EXERCISE REQUIREMENTS: Please copy every line of the data in which the string "mais" appears.

%%

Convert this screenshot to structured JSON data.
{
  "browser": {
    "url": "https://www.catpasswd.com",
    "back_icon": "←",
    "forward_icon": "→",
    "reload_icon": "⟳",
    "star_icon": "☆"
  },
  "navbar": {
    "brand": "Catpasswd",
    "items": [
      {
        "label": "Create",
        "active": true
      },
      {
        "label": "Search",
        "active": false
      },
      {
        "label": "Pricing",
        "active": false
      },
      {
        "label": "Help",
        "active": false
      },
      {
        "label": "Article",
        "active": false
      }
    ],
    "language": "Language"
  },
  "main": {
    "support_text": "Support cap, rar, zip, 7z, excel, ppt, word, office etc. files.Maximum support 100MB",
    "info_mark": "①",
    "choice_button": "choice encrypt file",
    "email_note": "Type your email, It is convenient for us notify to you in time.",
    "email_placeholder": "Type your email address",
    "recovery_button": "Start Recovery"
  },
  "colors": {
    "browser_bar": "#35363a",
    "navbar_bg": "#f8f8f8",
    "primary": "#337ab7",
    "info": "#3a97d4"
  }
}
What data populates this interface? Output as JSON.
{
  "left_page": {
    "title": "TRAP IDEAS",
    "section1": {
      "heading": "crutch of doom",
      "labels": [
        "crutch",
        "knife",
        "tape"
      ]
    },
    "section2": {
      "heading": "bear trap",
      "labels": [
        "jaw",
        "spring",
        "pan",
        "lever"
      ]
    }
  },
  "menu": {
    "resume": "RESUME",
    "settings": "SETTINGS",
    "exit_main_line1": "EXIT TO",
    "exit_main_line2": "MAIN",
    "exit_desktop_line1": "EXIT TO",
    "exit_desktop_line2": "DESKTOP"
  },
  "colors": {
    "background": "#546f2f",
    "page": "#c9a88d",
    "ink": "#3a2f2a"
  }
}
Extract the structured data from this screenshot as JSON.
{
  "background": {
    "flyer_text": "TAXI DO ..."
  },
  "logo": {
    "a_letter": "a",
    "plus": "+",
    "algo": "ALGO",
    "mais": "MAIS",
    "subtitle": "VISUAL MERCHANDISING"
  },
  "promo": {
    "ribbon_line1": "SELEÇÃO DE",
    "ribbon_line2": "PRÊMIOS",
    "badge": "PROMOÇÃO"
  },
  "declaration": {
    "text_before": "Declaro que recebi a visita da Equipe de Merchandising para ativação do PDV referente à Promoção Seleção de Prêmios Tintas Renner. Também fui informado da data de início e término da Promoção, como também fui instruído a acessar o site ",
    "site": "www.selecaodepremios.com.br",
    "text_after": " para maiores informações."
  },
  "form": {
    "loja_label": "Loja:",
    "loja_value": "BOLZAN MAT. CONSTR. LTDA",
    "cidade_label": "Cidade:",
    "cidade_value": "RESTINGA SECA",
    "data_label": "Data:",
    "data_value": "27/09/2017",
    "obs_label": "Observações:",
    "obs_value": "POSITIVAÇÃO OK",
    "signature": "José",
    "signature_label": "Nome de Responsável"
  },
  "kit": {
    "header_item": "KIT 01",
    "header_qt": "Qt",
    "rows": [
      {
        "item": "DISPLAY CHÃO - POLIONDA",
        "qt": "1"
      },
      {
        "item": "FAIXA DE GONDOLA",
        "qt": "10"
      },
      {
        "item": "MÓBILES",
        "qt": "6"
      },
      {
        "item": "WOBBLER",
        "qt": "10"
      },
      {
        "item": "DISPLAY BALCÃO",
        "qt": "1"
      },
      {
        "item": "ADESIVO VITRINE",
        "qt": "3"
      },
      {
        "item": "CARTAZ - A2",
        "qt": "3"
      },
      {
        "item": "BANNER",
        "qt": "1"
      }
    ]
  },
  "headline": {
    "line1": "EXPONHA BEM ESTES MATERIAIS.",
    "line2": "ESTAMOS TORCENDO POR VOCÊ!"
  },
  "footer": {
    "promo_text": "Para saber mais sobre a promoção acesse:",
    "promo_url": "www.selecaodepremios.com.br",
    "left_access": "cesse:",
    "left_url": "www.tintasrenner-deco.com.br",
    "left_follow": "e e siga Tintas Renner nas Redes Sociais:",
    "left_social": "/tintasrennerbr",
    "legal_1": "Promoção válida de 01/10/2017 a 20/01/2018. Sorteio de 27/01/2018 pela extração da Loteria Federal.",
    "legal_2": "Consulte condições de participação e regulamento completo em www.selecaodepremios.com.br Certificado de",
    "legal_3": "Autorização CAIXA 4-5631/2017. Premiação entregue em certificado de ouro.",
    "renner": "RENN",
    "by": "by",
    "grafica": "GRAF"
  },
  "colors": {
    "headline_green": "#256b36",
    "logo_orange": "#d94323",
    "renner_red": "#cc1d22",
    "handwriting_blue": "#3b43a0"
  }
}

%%

ANSWER AREA:
    "mais": "MAIS",
    "promo_text": "Para saber mais sobre a promoção acesse:",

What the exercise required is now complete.